“The God with whom I had become familiar while growing up fundamentalist, then evangelical, in a Baptist college and seminary was a God very much like us. The God I thought I knew made sense. He played by the rule – ours. I had to do some serious unlearning.”
– Timothy Stoner from his book “The God Who Smokes”
We humans have a tendency to create for ourselves an image of God that is likable. A God who always forgives – suggests, but never demands. A God who is always patient with us and supports us like a good therapist. However, though this may be the God we want it is not the God we got.
The God we have is likable and kind and patient. He is soft and comforting like a lamb. However, he is also a lion and is anything but safe. We do not get to make God into our image. Rather, God has purposed that we be made into his. While God may give us comfort, we should not become comfortable with our image of Him. He is ever unpredictable. The moment we think we understand Him he will turn the tables and show us a different side of Himself. He will not allow Himself to be contained within a box of our design.

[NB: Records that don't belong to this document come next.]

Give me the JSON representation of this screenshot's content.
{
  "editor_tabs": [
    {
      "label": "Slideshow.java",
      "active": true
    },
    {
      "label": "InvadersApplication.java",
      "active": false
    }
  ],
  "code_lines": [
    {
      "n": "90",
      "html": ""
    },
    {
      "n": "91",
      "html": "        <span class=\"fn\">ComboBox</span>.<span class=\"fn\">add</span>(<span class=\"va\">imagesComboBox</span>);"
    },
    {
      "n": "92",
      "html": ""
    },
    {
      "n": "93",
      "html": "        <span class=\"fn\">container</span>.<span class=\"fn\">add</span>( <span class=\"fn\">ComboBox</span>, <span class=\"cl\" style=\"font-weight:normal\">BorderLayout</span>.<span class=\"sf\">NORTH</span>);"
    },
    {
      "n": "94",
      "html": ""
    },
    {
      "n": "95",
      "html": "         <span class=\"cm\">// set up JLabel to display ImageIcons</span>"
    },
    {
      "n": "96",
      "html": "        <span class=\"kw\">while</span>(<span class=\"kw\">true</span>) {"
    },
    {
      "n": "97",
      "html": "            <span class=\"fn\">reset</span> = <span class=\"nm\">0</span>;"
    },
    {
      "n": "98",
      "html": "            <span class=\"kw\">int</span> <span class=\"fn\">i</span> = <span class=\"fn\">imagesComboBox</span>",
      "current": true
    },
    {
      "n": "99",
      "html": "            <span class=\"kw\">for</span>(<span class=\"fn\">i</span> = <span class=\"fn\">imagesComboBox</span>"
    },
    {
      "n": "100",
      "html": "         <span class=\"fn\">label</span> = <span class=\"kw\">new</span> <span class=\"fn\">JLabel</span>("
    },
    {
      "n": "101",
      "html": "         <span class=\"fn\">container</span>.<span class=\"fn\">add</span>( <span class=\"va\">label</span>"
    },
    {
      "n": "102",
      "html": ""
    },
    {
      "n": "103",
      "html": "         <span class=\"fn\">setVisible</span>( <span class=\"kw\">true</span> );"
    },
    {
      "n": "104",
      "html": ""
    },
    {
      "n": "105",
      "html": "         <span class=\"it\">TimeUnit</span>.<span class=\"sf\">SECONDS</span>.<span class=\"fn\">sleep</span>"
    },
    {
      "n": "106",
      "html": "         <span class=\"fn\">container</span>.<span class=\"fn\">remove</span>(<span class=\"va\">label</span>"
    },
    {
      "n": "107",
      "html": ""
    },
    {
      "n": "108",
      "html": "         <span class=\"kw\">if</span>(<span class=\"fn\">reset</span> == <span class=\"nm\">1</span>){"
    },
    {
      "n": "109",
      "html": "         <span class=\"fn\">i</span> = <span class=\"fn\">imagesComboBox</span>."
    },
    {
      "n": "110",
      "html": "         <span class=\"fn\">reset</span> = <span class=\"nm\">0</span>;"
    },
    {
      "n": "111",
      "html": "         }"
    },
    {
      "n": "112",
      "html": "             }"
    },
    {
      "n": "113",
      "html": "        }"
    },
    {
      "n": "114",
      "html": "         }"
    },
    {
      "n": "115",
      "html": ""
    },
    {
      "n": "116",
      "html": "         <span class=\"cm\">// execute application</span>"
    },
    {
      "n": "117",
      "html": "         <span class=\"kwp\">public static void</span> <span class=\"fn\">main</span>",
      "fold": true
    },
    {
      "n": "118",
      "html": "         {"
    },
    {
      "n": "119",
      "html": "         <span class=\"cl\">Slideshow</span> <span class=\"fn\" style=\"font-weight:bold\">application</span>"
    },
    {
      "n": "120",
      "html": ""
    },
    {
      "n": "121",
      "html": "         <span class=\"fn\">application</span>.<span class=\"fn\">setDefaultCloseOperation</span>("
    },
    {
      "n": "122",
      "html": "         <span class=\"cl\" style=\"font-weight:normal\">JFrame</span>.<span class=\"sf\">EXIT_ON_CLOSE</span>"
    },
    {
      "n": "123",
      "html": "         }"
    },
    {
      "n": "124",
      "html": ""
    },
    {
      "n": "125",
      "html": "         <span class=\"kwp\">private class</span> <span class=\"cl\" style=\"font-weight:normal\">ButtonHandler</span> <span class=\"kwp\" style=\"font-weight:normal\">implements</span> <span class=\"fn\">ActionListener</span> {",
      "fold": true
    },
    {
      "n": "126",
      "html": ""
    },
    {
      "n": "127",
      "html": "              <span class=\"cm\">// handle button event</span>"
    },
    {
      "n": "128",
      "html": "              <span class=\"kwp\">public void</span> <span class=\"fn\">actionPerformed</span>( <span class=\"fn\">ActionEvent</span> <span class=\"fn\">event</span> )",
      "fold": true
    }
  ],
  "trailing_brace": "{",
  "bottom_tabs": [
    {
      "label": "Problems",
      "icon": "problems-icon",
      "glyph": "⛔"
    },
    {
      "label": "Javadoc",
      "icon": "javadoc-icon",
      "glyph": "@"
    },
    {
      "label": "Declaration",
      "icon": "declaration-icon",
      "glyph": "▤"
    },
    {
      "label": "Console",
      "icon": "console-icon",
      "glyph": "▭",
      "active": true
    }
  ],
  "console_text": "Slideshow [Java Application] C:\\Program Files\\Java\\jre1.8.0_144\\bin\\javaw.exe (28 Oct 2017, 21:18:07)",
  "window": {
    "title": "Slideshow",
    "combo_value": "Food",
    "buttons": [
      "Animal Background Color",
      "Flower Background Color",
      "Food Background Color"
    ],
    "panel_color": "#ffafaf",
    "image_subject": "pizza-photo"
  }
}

A few years ago, when God was guiding me through my own unlearning process (which will always continue), I was very confused. I didn’t know what or how to think about God. The image I inherited of Him growing up no longer made sense. I was distraught and in turmoil because I felt that if I didn’t have an image of God that I could wrap my brain around, then I didn’t know how to live. For a long while I was depressed by this thought.
When I was a kid, I loved sci-fi movies. Some of the aliens in them resembled me, while others were completely “other” and unrelatable. I began to consider what God would look like if I considered him an alien. Thus began my re-imagining of God. I began to see that while God displayed kindness, compassion, patience and all the other traits I was comfortable with, I also began to realize that God was also very unrelatable and unpredictable.
Strangely, thinking of God as an alien was comforting to me. I began to accept that God was so much bigger than I could understand. I realized that the emotions and traits I valued were definitely a part of God because he created them as a part of the universe. However, I also understood that the Creator would, of necessity, be a being “beyond” and greater than his creation. A created being has no ability to understand his creator unless his creator imbues him with that ability. And the God we have has chosen to remain a mystery.
All of this left me with a strong comfort knowing that God as creator could have done anything he wishes with his creation, but chose to setup a system whereby we can live joyfully with him forever. Yet, my understanding also created in me a greater respect and even fear of God because I now know that God, being sovereign can still choose to do whatever he wants and be justified in that decision.
God has chosen to bring me and the rest of the world to himself by refining us in his image. This refining process can be slow and gentle, but it can also be shocking and brutal. In either case, it is God’s will and we have no control over it.
Knowing this, I welcome God’s refining in my life, but with hesitation. For I fear what he has in store for me. Therefore, my challenge and the challenge for everyone else is one of submission. In order to be refined into God’s image, in order for his will to be done (with positive consequences for ourselves) we must continually surrender pieces of ourselves to God when He makes it known to us that they are obstructing his purpose for us. We must incrementally surrender our will and trust that the One who promises our salvation and life will be faithful and handle our lives with the love and gentleness (and sometimes harshness) that we need.
Being called to give up so much, isn’t it reassuring that God spent several thousand years enacting the stories of the Bible to convince us of His faithfulness? For He is faithful and true and will deliver on His promises.
Blessed be the name of the Lord
He gives and takes away.
Blessed be the name of the Lord.